### YOUR TASK:
All entries below are to be written out again exactly, but no picture is to be copied.
+--
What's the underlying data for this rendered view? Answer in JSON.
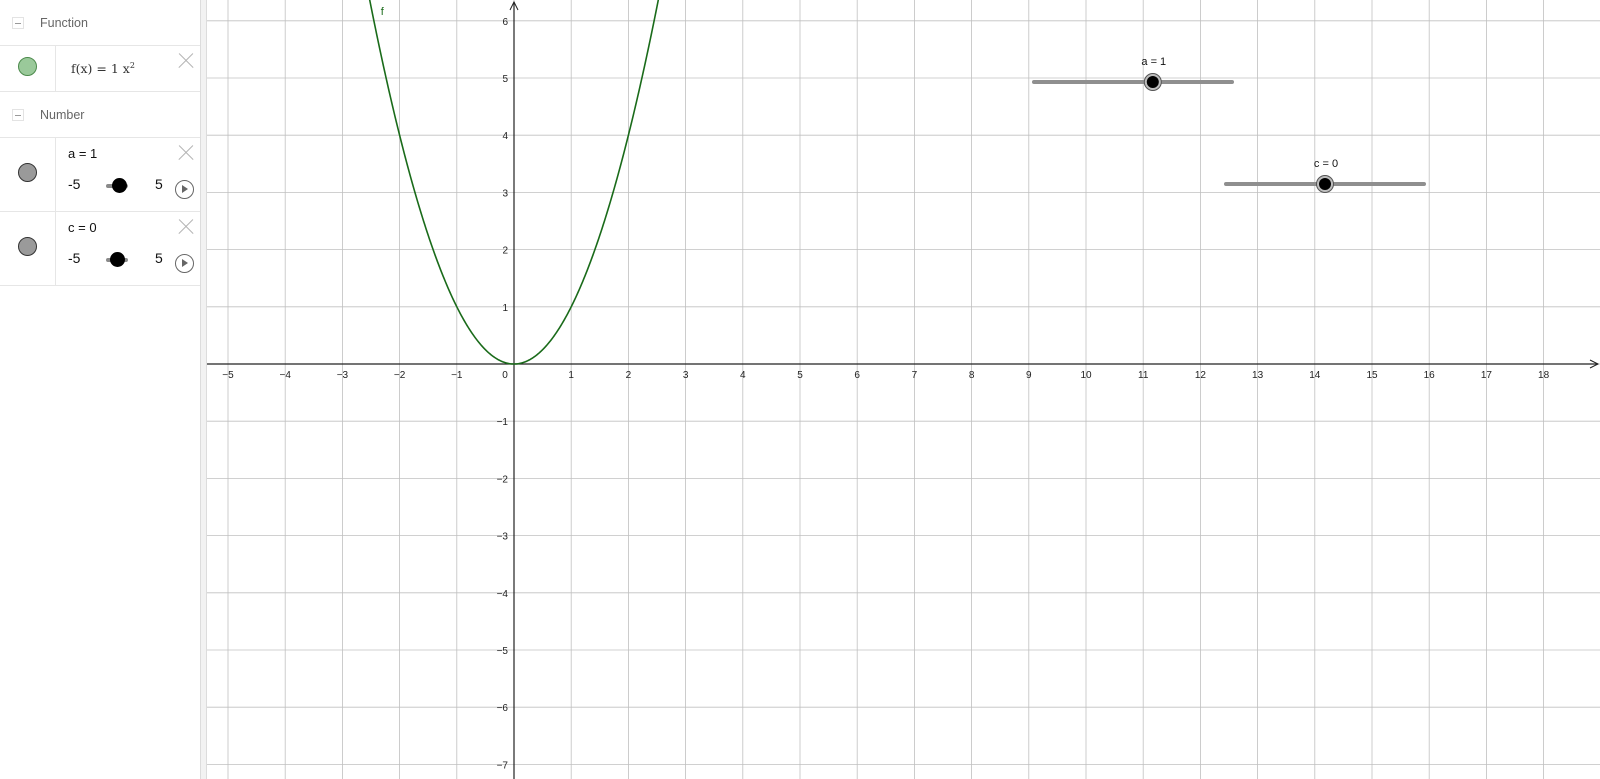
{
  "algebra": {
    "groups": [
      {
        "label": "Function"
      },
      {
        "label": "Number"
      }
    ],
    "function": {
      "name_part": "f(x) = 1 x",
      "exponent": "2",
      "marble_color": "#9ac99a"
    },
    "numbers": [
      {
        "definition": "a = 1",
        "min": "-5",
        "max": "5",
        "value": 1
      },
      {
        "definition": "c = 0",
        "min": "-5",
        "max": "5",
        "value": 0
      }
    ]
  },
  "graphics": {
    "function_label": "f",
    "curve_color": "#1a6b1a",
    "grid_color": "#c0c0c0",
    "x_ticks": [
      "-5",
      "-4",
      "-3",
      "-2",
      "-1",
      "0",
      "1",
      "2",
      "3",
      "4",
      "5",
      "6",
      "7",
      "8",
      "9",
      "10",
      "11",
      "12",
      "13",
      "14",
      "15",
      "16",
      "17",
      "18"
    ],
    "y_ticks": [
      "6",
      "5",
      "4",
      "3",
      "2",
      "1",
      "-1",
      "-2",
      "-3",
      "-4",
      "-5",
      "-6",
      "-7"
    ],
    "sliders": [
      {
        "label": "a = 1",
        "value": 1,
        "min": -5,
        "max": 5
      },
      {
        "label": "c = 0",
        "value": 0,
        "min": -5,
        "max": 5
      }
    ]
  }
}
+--
### RESPONSE AREA:
What's the underlying data for this rendered view? Answer in JSON.
{
  "algebra": {
    "groups": [
      {
        "label": "Function"
      },
      {
        "label": "Number"
      }
    ],
    "function": {
      "name_part": "f(x) = 1 x",
      "exponent": "2",
      "marble_color": "#9ac99a"
    },
    "numbers": [
      {
        "definition": "a = 1",
        "min": "-5",
        "max": "5",
        "value": 1
      },
      {
        "definition": "c = 0",
        "min": "-5",
        "max": "5",
        "value": 0
      }
    ]
  },
  "graphics": {
    "function_label": "f",
    "curve_color": "#1a6b1a",
    "grid_color": "#c0c0c0",
    "x_ticks": [
      "-5",
      "-4",
      "-3",
      "-2",
      "-1",
      "0",
      "1",
      "2",
      "3",
      "4",
      "5",
      "6",
      "7",
      "8",
      "9",
      "10",
      "11",
      "12",
      "13",
      "14",
      "15",
      "16",
      "17",
      "18"
    ],
    "y_ticks": [
      "6",
      "5",
      "4",
      "3",
      "2",
      "1",
      "-1",
      "-2",
      "-3",
      "-4",
      "-5",
      "-6",
      "-7"
    ],
    "sliders": [
      {
        "label": "a = 1",
        "value": 1,
        "min": -5,
        "max": 5
      },
      {
        "label": "c = 0",
        "value": 0,
        "min": -5,
        "max": 5
      }
    ]
  }
}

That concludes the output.